The New York Observer profiles the paradox that is Caitlin Flanagan.
I love to hate her and hate to love her.
It took her two years to write that nanny essay for the March issue of The Atlantic Monthly. Her gig with The New Yorker kicks off with a piece to run sometime this summer.
What does she do with her time? We know she has a nanny for the kids, and she doesn't change bedsheets. She does sew buttons though.
"Ms Flanagan’s frontier is one in which sophisticated women living lives full of complexity and contradiction on some level long for the clarity of a world."
Which is why I'm intrigued by her. The frustration comes from the fact that not only does she not provide any clarity, her depiction of the muddles demonstrates no keen insight.
On more serious matters, Salon launches Heroes of Freedom, a four-part series celebrating those who have fought to advance civil rights.
"I like to talk about the difference between what I call 'theoretical' feminism and 'practical' feminism," says Megill. With Haven, "It comes down to supporting women, not just women's rights. Supporting actual women, flesh and blood."
Too often the abstract obscures the concrete.

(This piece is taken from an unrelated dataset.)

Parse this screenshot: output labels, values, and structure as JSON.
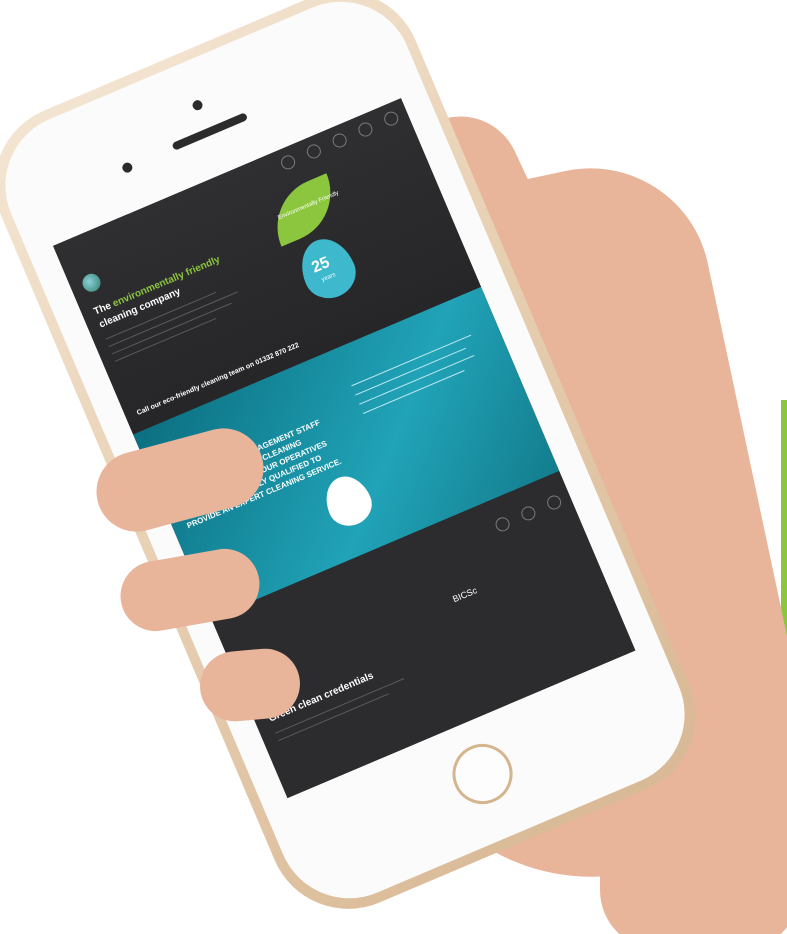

I remember seeing Une affaire de femmes and feeling like I was being slapped to snap out it. Wake up. The story's not over.